• [Try it] Copy out every line of the records in which "miles" can be found.

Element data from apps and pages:

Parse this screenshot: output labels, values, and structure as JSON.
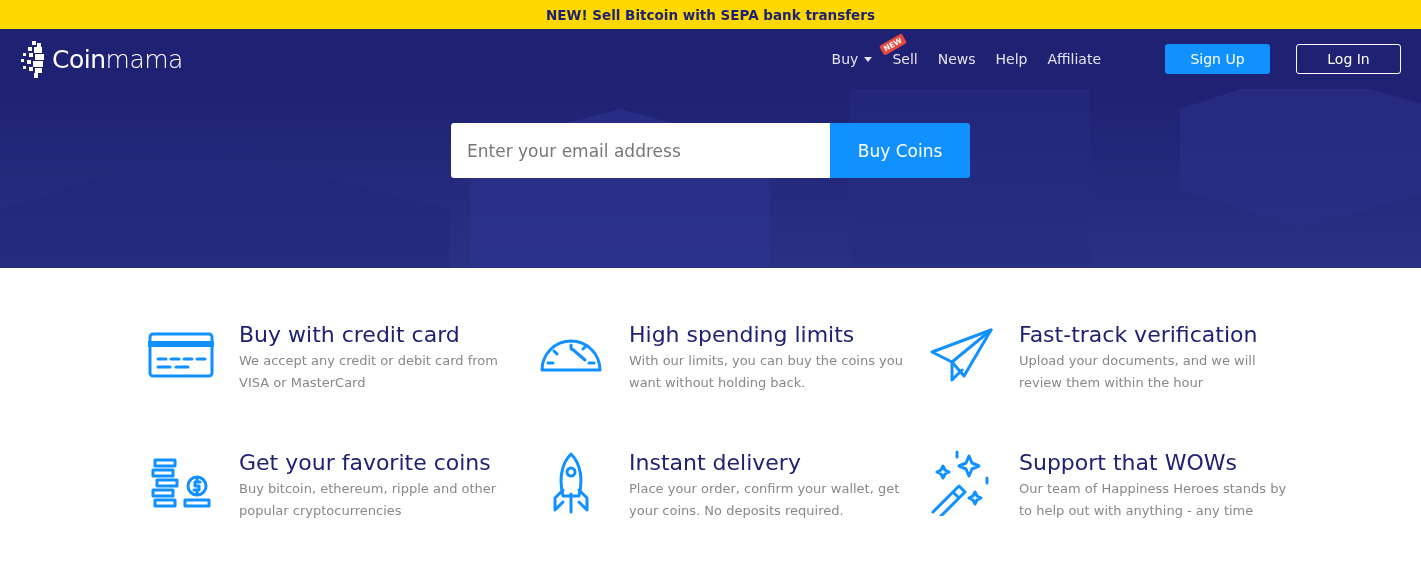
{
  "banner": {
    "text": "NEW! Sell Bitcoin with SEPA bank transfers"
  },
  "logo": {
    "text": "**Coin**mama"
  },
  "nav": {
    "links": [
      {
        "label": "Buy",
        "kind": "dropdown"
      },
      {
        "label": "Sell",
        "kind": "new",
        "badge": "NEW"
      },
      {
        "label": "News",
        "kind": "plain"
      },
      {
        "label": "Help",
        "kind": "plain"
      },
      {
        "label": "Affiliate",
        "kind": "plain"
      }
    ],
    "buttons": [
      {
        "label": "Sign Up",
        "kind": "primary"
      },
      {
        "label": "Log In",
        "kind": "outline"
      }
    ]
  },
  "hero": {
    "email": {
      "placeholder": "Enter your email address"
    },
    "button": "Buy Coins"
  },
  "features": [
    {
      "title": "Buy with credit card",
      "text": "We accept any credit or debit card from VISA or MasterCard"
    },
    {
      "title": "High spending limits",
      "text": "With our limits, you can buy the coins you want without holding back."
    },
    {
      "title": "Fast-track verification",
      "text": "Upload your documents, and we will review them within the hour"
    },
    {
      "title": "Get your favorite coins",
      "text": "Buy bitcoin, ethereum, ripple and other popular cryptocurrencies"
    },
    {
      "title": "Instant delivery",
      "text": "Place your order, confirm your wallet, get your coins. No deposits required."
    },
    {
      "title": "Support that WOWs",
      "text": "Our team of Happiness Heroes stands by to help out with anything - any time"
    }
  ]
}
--
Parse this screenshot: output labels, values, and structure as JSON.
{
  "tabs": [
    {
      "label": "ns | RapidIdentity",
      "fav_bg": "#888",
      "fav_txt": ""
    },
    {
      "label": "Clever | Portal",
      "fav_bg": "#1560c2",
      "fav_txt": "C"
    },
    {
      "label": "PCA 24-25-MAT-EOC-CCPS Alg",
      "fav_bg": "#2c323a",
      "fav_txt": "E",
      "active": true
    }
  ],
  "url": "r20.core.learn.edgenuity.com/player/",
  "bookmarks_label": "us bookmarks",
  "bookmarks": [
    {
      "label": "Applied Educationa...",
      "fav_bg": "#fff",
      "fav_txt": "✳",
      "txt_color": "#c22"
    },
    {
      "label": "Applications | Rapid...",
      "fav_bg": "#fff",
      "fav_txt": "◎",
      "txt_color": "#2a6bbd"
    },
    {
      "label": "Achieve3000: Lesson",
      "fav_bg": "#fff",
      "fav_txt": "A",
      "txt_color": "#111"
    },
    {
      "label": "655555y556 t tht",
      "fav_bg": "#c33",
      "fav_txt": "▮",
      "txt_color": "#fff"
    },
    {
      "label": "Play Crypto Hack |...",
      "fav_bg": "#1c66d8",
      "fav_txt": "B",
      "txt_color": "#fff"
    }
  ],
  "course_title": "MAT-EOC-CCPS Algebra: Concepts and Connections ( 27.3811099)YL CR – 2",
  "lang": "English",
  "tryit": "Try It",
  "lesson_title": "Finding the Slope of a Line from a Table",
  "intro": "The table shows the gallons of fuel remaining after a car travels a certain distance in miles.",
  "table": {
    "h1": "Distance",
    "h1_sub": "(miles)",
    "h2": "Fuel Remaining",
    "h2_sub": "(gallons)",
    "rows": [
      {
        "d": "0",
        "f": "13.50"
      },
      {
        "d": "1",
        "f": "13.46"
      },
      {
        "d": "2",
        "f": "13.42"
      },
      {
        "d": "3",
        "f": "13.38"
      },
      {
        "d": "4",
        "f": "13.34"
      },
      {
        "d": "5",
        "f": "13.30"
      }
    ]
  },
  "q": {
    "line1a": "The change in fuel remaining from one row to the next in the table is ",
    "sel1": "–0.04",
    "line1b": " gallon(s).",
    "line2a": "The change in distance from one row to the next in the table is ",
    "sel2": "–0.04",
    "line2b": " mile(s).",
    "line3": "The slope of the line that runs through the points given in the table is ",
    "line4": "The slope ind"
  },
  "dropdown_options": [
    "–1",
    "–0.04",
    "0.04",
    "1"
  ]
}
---
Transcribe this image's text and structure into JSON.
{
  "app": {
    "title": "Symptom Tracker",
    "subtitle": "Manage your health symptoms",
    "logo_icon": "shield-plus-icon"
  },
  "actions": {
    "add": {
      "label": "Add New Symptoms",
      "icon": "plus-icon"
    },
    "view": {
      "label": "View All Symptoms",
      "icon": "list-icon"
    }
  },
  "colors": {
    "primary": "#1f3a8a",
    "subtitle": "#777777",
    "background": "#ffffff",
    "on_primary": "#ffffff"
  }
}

• [Solved exercise]
  "intro": "The table shows the gallons of fuel remaining after a car travels a certain distance in miles.",
    "h1_sub": "(miles)",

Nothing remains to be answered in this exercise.